Extract the records below word for word and ignore the images.

*** Opening Data in this exercise ***

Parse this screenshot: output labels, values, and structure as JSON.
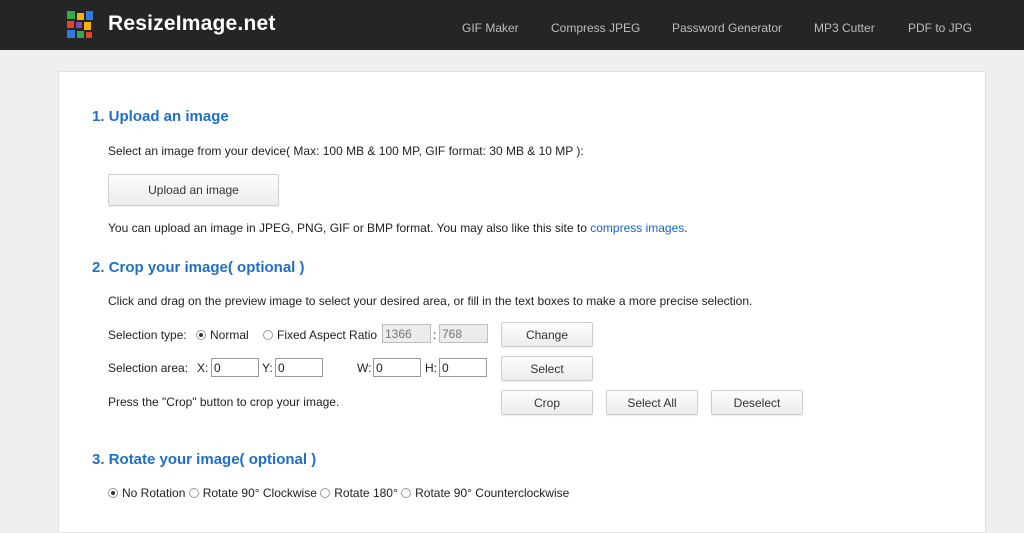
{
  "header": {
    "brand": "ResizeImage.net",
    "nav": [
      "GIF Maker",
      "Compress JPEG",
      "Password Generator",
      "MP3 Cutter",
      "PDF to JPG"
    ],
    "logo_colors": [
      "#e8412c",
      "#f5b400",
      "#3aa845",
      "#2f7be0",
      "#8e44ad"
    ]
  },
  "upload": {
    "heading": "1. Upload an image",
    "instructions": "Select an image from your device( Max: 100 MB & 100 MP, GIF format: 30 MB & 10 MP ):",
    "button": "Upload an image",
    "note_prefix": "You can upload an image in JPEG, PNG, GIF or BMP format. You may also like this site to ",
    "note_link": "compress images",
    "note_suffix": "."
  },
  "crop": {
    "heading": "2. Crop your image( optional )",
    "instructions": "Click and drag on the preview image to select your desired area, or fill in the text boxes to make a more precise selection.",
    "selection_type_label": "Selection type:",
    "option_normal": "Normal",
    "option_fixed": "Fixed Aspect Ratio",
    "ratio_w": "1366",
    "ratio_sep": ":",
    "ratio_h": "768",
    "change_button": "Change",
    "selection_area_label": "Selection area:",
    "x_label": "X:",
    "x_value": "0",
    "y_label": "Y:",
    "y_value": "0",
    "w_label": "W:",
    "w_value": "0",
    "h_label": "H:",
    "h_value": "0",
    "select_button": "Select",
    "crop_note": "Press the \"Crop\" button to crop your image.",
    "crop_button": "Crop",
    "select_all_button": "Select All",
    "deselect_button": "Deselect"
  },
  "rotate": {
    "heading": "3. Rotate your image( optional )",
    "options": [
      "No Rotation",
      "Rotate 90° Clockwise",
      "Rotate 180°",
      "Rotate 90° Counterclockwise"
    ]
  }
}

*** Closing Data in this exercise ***

▶ **Problem solution**
Parse this screenshot: output labels, values, and structure as JSON.
{
  "header": {
    "brand": "ResizeImage.net",
    "nav": [
      "GIF Maker",
      "Compress JPEG",
      "Password Generator",
      "MP3 Cutter",
      "PDF to JPG"
    ],
    "logo_colors": [
      "#e8412c",
      "#f5b400",
      "#3aa845",
      "#2f7be0",
      "#8e44ad"
    ]
  },
  "upload": {
    "heading": "1. Upload an image",
    "instructions": "Select an image from your device( Max: 100 MB & 100 MP, GIF format: 30 MB & 10 MP ):",
    "button": "Upload an image",
    "note_prefix": "You can upload an image in JPEG, PNG, GIF or BMP format. You may also like this site to ",
    "note_link": "compress images",
    "note_suffix": "."
  },
  "crop": {
    "heading": "2. Crop your image( optional )",
    "instructions": "Click and drag on the preview image to select your desired area, or fill in the text boxes to make a more precise selection.",
    "selection_type_label": "Selection type:",
    "option_normal": "Normal",
    "option_fixed": "Fixed Aspect Ratio",
    "ratio_w": "1366",
    "ratio_sep": ":",
    "ratio_h": "768",
    "change_button": "Change",
    "selection_area_label": "Selection area:",
    "x_label": "X:",
    "x_value": "0",
    "y_label": "Y:",
    "y_value": "0",
    "w_label": "W:",
    "w_value": "0",
    "h_label": "H:",
    "h_value": "0",
    "select_button": "Select",
    "crop_note": "Press the \"Crop\" button to crop your image.",
    "crop_button": "Crop",
    "select_all_button": "Select All",
    "deselect_button": "Deselect"
  },
  "rotate": {
    "heading": "3. Rotate your image( optional )",
    "options": [
      "No Rotation",
      "Rotate 90° Clockwise",
      "Rotate 180°",
      "Rotate 90° Counterclockwise"
    ]
  }
}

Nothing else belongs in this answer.